On Tuesday, House Democrats sued the Treasury Department to get a look at President Donald Trump’s taxes.
“Despite its mandatory obligation, the Treasury Department failed to comply with the law and denied the Committee’s request,” said House Ways and Means Committee Chairman Richard Neal, D-Mass., in announcing the move. “The Administration also refused to comply with the subpoenas I subsequently issued in an effort to obtain the materials. Due to that noncompliance, the Committee is now pursuing this matter in the federal courts.”
The decision to sue comes a full three months after Neal first requested Trump’s tax returns from Treasury Secretary Steve Mnuchin, citing an IRS statute that states that the treasury secretary “shall” turn over the tax return of any American if the chair of the House Ways and Means Committee requests it. In his initial request, Neil asked for personal tax returns from 2013 to 2018 as well as returns for eight business entities affiliated with Trump.
Mnuchin denied that request, insisting that Neal didn’t have any credible reason to ask for Trump’s returns — other than to score political points. And that decision led us to today.
In truth, everything from April 3 (when Neal first requested Trump’s returns) until today has been predictable prelude.
There is — and was — a 0% chance that Trump (or his proxy Mnuchin) was ever going to voluntarily turn over the President’s tax returns.
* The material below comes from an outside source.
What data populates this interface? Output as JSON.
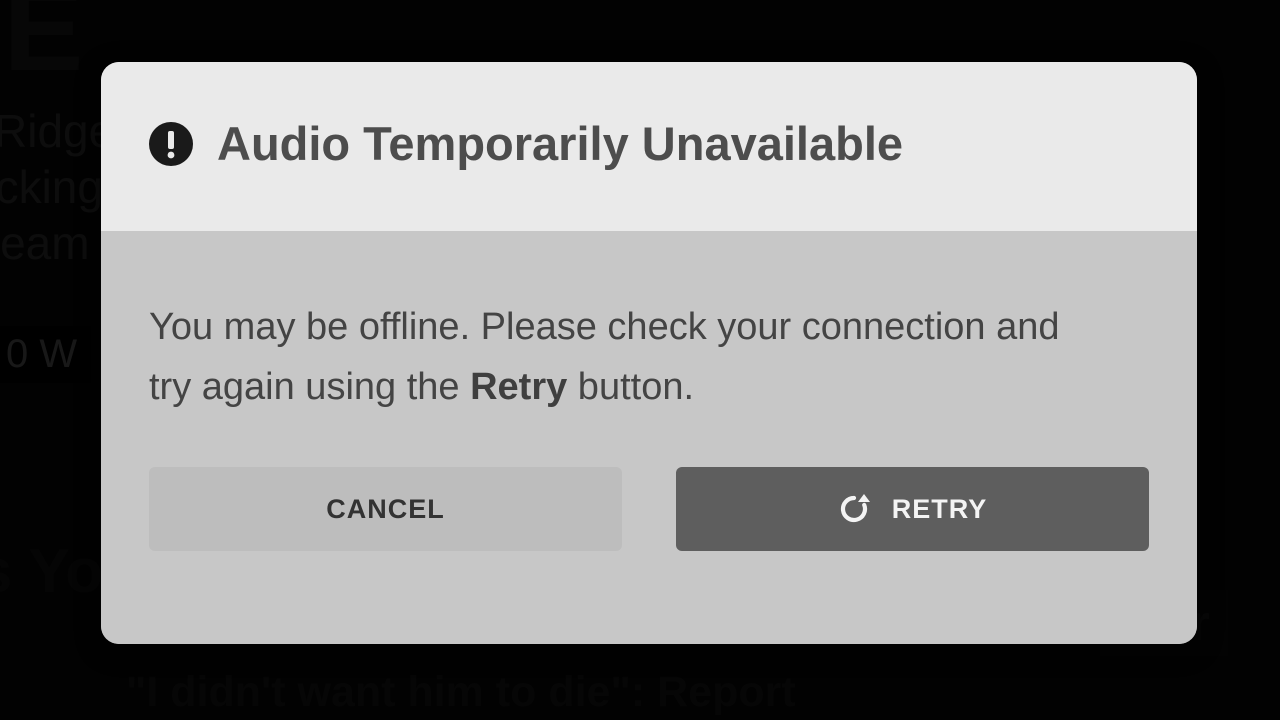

Why? Because, at some point in the relatively early days of the 2016 campaign, Trump and his advisers made the decision that whatever was in his returns would be far more damaging to his chances of being president than the bad press he would get by not releasing them. (Trump is the first major-party presidential nominee to release no tax returns and the first US president since Watergate to refuse to release any returns.)
That initial decision has been justified in all sorts of different ways by Trump and his top aides.
The longest-running excuse — er — explanation is that Trump is currently under audit and that you don’t release your returns while under audit.
“You don’t learn anything from a tax return,” Trump said at a GOP debate in February 2016. “I will say this. Mitt Romney looked like a fool when he delayed and delayed and delayed and Harry Reid baited him and Mitt Romney didn’t file until a month and a half before the election and it cost him bigly. … As far as my return, I want to file it except for many years, I’ve been audited every year. Twelve years or something like that. Every year they audit me, audit me, audit me. … I will absolutely give my return but I’m being audited now for two or three [years’ worth] now so I can’t.”
He’s repeated that same basic line for years now — although it’s not, strictly speaking, accurate. There is no law that bars Trump from releasing his returns. In fact, there is precedent for a president — say that 10 times fast! — to do so. Seeking to knock down the idea that he was a crook, Richard Nixon released his tax returns, while in office, in 1973. So it’s not that Trump can’t release his returns under audit. It’s that he doesn’t want to.
The other main reason offered by Trump’s allies for his refusal to turn over his returns is that no one cares to see them. The most outspoken advocate of this position is White House counselor Kellyanne Conway. “We litigated this all through the election. People didn’t care,” she said way back in early 2017. “They voted for him, and let me make this very clear: Most Americans are very focused on what their tax returns will look like while President Trump is in office, not what his look like.”
That is, also, not strictly accurate. There’s no way of Conway knowing whether people voting for Trump did so knowing (and not caring) that he hadn’t released his tax returns because there was no question on the 2016 exit poll that remotely dealt with that issue. And subsequent polling suggests the opposite is true: In a late April CNN-SSRS national poll, 66% of respondents said Trump should release his taxes publicly, while 32% said he should not.
The point here is that — whatever the reason Trump and his supporters offered in the moment — this was always the endgame. Refuse to cooperate at all turns. Force the issue into the courts. Hope for a favorable ruling but, short of that, root for a drawn-out process whereby any sort of ruling isn’t offered until either a) Trump has already secured a second term or b) Trump has lost reelection and the state of his tax returns is no longer of such interest.
We’ve been heading in this direction for the past four years. Now the real fight — the legal one — begins. Trump hopes it won’t end anytime soon.